A third success story comes from El Paso, Texas, where about $11 million of the $14 million used to create a 73-unit affordable housing development for very low-income seniors came from HUD. The Paisano Green Community boasts zero net energy consumption, LEED Platinum certification, and average monthly energy costs of $18.30 per apartment unit and $21.11 per townhouse unit despite El Paso’s dessert climate, where summer highs are in the mid-90s and winter lows are in the 30s.
Criticisms of HUD
A primary criticism of HUD comes from organizations and individuals that support limited government. They say government programs often don’t work as intended (L5) and that HUD’s activities are best left to local governments and the private sector. They also criticize the amount of taxpayer resources HUD uses. (L4) According to the Cato Institute, a free market and limited-government oriented public policy research organization based in Washington, D.C., (L12) HUD “will spend $42 billion in 2014, or about $341 for every U.S. household.” For fiscal year 2015, HUD’s budget request is $46.66 billion, 84% of which the department expects to spend on rental assistance, public housing and homeless assistance.
In addition to broad criticisms of the agency, there are also criticisms of individual HUD programs. In some locations, Section 8 vouchers are in such high demand that there are long waiting lists; waiting lists can even be closed in areas of very high demand. And while the program allows participants to rent any available housing, in practice their choices are often severely restricted and the options are undesirable. Critics add that Section 8 vouchers tend to concentrate low-income families in impoverished neighborhoods. Also, because HUD sometimes sets the value of its vouchers too low for local housing market conditions, few landlords are willing to accept the vouchers. Some of those that do abuse the system. The program also imposes annual housing safety inspections on landlords who rent to Section 8 tenants and has a reputation for paying landlords several months late.
According to the Cato Institute, HUD has also provided grant funds that have been abused, has given unneeded subsidies to developers at taxpayer’s expense and has experienced a number of incidents involving mismanagement, political manipulation, corruption and fraud. The Cato Institute also says that pressure by HUD on Fannie Mae and Freddie Mac to facilitate lending to risky borrowers contributed to the recent housing crisis.
The Bottom Line

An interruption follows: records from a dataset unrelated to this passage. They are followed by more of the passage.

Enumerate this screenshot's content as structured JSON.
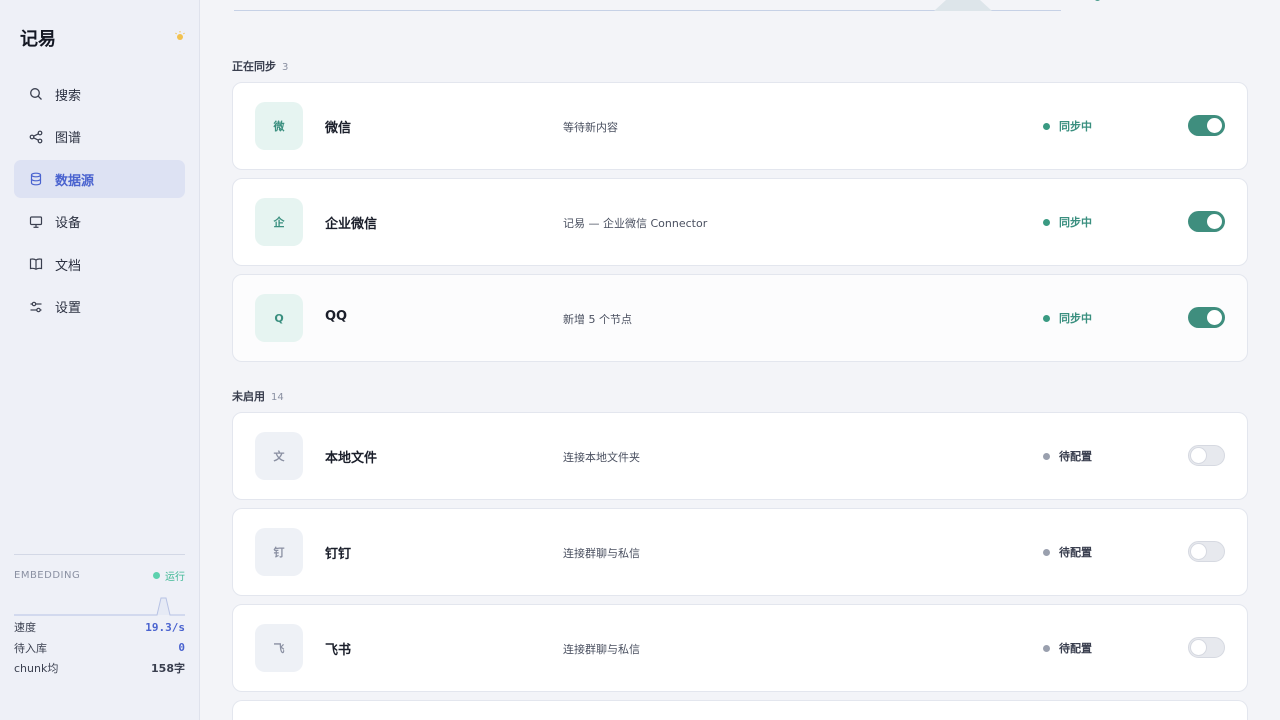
{
  "app": {
    "title": "记易"
  },
  "sidebar": {
    "items": [
      {
        "label": "搜索",
        "icon": "search-icon"
      },
      {
        "label": "图谱",
        "icon": "share-graph-icon"
      },
      {
        "label": "数据源",
        "icon": "database-icon",
        "active": true
      },
      {
        "label": "设备",
        "icon": "monitor-icon"
      },
      {
        "label": "文档",
        "icon": "book-icon"
      },
      {
        "label": "设置",
        "icon": "sliders-icon"
      }
    ],
    "embedding": {
      "label": "EMBEDDING",
      "status": "运行",
      "stats": [
        {
          "label": "速度",
          "value": "19.3/s"
        },
        {
          "label": "待入库",
          "value": "0"
        },
        {
          "label": "chunk均",
          "value": "158字"
        }
      ]
    }
  },
  "sections": [
    {
      "title": "正在同步",
      "count": "3",
      "cards": [
        {
          "logo": "微",
          "name": "微信",
          "desc": "等待新内容",
          "status": "同步中",
          "enabled": true
        },
        {
          "logo": "企",
          "name": "企业微信",
          "desc": "记易 — 企业微信 Connector",
          "status": "同步中",
          "enabled": true
        },
        {
          "logo": "Q",
          "name": "QQ",
          "desc": "新增 5 个节点",
          "status": "同步中",
          "enabled": true
        }
      ]
    },
    {
      "title": "未启用",
      "count": "14",
      "cards": [
        {
          "logo": "文",
          "name": "本地文件",
          "desc": "连接本地文件夹",
          "status": "待配置",
          "enabled": false
        },
        {
          "logo": "钉",
          "name": "钉钉",
          "desc": "连接群聊与私信",
          "status": "待配置",
          "enabled": false
        },
        {
          "logo": "飞",
          "name": "飞书",
          "desc": "连接群聊与私信",
          "status": "待配置",
          "enabled": false
        }
      ]
    }
  ],
  "colors": {
    "accent": "#4a63cf",
    "sync": "#3f8e7e",
    "muted": "#9aa0ae"
  }
}
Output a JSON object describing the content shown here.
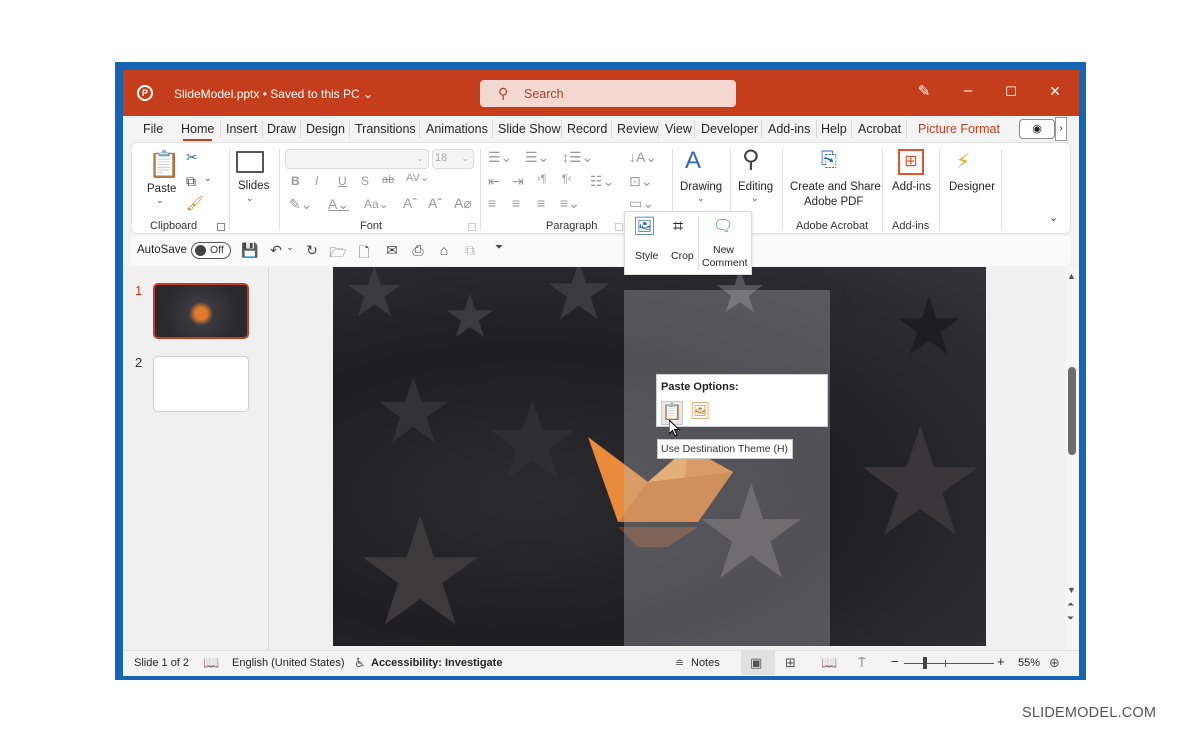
{
  "window": {
    "document_title": "SlideModel.pptx",
    "save_status": "Saved to this PC",
    "search_placeholder": "Search",
    "controls": {
      "pen": "pen-icon",
      "minimize": "–",
      "maximize": "☐",
      "close": "✕"
    }
  },
  "tabs": [
    {
      "label": "File"
    },
    {
      "label": "Home",
      "active": true
    },
    {
      "label": "Insert"
    },
    {
      "label": "Draw"
    },
    {
      "label": "Design"
    },
    {
      "label": "Transitions"
    },
    {
      "label": "Animations"
    },
    {
      "label": "Slide Show"
    },
    {
      "label": "Record"
    },
    {
      "label": "Review"
    },
    {
      "label": "View"
    },
    {
      "label": "Developer"
    },
    {
      "label": "Add-ins"
    },
    {
      "label": "Help"
    },
    {
      "label": "Acrobat"
    },
    {
      "label": "Picture Format",
      "contextual": true
    }
  ],
  "ribbon": {
    "clipboard": {
      "paste": "Paste",
      "group": "Clipboard"
    },
    "slides": {
      "label": "Slides"
    },
    "font": {
      "font_name": "",
      "font_size": "18",
      "group": "Font",
      "change_case": "Aa"
    },
    "paragraph": {
      "group": "Paragraph"
    },
    "drawing": {
      "label": "Drawing"
    },
    "editing": {
      "label": "Editing"
    },
    "acrobat": {
      "line1": "Create and Share",
      "line2": "Adobe PDF",
      "group": "Adobe Acrobat"
    },
    "addins": {
      "label": "Add-ins",
      "group": "Add-ins"
    },
    "designer": {
      "label": "Designer"
    }
  },
  "qat": {
    "autosave_label": "AutoSave",
    "autosave_state": "Off"
  },
  "mini_toolbar": {
    "style": "Style",
    "crop": "Crop",
    "new_comment_1": "New",
    "new_comment_2": "Comment"
  },
  "thumbnails": [
    {
      "number": "1",
      "selected": true
    },
    {
      "number": "2",
      "selected": false
    }
  ],
  "paste_options": {
    "title": "Paste Options:",
    "tooltip": "Use Destination Theme (H)"
  },
  "statusbar": {
    "slide_info": "Slide 1 of 2",
    "language": "English (United States)",
    "accessibility": "Accessibility: Investigate",
    "notes": "Notes",
    "zoom_minus": "−",
    "zoom_plus": "+",
    "zoom_level": "55%"
  },
  "colors": {
    "accent": "#c43e1c",
    "frame": "#1565b4"
  },
  "watermark": "SLIDEMODEL.COM"
}
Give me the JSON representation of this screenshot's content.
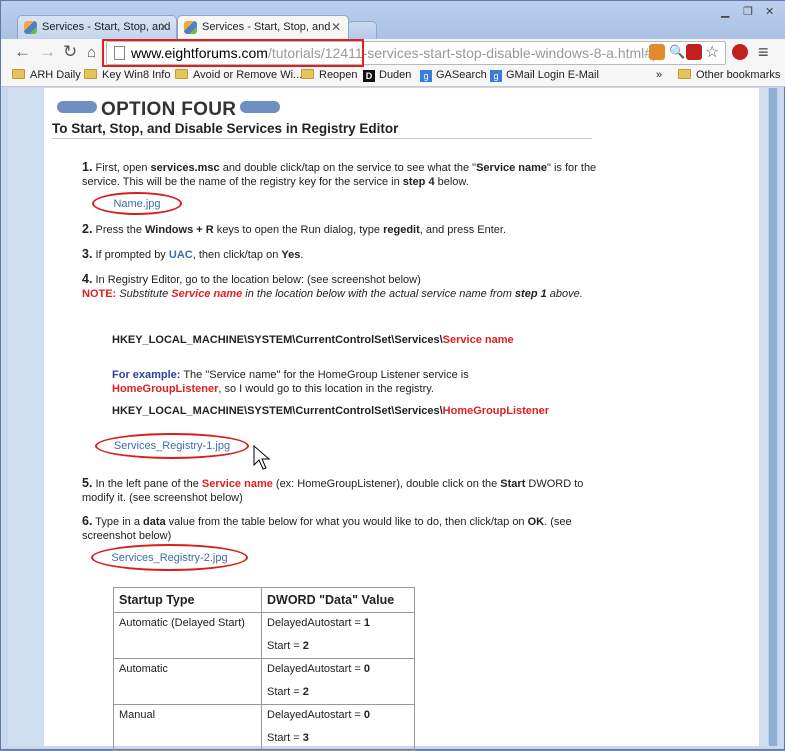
{
  "browser": {
    "tabs": [
      {
        "title": "Services - Start, Stop, and",
        "active": false
      },
      {
        "title": "Services - Start, Stop, and",
        "active": true
      }
    ],
    "url_domain": "www.eightforums.com",
    "url_path": "/tutorials/12411-services-start-stop-disable-windows-8-a.html#p",
    "bookmarks": [
      {
        "label": "ARH Daily",
        "icon": "folder-icon"
      },
      {
        "label": "Key Win8 Info",
        "icon": "folder-icon"
      },
      {
        "label": "Avoid or Remove Wi...",
        "icon": "folder-icon"
      },
      {
        "label": "Reopen",
        "icon": "folder-icon"
      },
      {
        "label": "Duden",
        "icon": "duden-icon"
      },
      {
        "label": "GASearch",
        "icon": "google-icon"
      },
      {
        "label": "GMail Login E-Mail",
        "icon": "google-icon"
      }
    ],
    "overflow": "»",
    "other_bookmarks": "Other bookmarks"
  },
  "article": {
    "title": "OPTION FOUR",
    "subtitle": "To Start, Stop, and Disable Services in Registry Editor",
    "step1": {
      "num": "1.",
      "a": " First, open ",
      "b": "services.msc",
      "c": " and double click/tap on the service to see what the \"",
      "d": "Service name",
      "e": "\" is for the service. This will be the name of the registry key for the service in ",
      "f": "step 4",
      "g": " below."
    },
    "attach1": "Name.jpg",
    "step2": {
      "num": "2.",
      "a": " Press the ",
      "b": "Windows",
      "c": " + ",
      "d": "R",
      "e": " keys to open the Run dialog, type ",
      "f": "regedit",
      "g": ", and press Enter."
    },
    "step3": {
      "num": "3.",
      "a": " If prompted by ",
      "b": "UAC",
      "c": ", then click/tap on ",
      "d": "Yes",
      "e": "."
    },
    "step4": {
      "num": "4.",
      "a": " In Registry Editor, go to the location below: (see screenshot below)",
      "note": "NOTE:",
      "n1": " Substitute ",
      "n2": "Service name",
      "n3": " in the location below with the actual service name from ",
      "n4": "step 1",
      "n5": " above."
    },
    "path1_prefix": "HKEY_LOCAL_MACHINE\\SYSTEM\\CurrentControlSet\\Services\\",
    "path1_suffix": "Service name",
    "example": {
      "label": "For example:",
      "a": " The \"Service name\" for the HomeGroup Listener service is ",
      "b": "HomeGroupListener",
      "c": ", so I would go to this location in the registry."
    },
    "path2_prefix": "HKEY_LOCAL_MACHINE\\SYSTEM\\CurrentControlSet\\Services\\",
    "path2_suffix": "HomeGroupListener",
    "attach2": "Services_Registry-1.jpg",
    "step5": {
      "num": "5.",
      "a": " In the left pane of the ",
      "b": "Service name",
      "c": " (ex: HomeGroupListener), double click on the ",
      "d": "Start",
      "e": " DWORD to modify it. (see screenshot below)"
    },
    "step6": {
      "num": "6.",
      "a": " Type in a ",
      "b": "data",
      "c": " value from the table below for what you would like to do, then click/tap on ",
      "d": "OK",
      "e": ". (see screenshot below)"
    },
    "attach3": "Services_Registry-2.jpg",
    "table": {
      "headers": [
        "Startup Type",
        "DWORD \"Data\" Value"
      ],
      "rows": [
        {
          "type": "Automatic (Delayed Start)",
          "l1": "DelayedAutostart = ",
          "v1": "1",
          "l2": "Start = ",
          "v2": "2"
        },
        {
          "type": "Automatic",
          "l1": "DelayedAutostart = ",
          "v1": "0",
          "l2": "Start = ",
          "v2": "2"
        },
        {
          "type": "Manual",
          "l1": "DelayedAutostart = ",
          "v1": "0",
          "l2": "Start = ",
          "v2": "3"
        }
      ]
    }
  }
}
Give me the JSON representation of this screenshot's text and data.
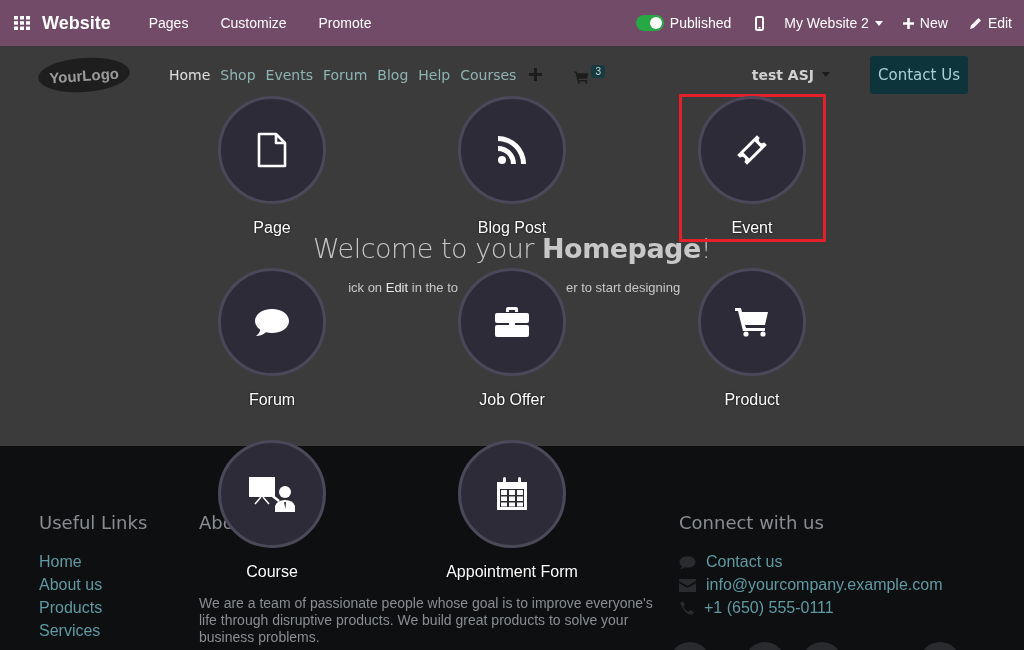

As with all government departments, HUD has supporters who think that its resources are being well spent and its programs are effective, and it has detractors who think its resources are misallocated and its programs are unnecessary at best and harmful at worst. There are real-life examples of people who have been helped and people who have been harmed by its rules and programs. Ultimately, it is difficult to assign blame or praise to just one entity when so many factors affect housing in the United States.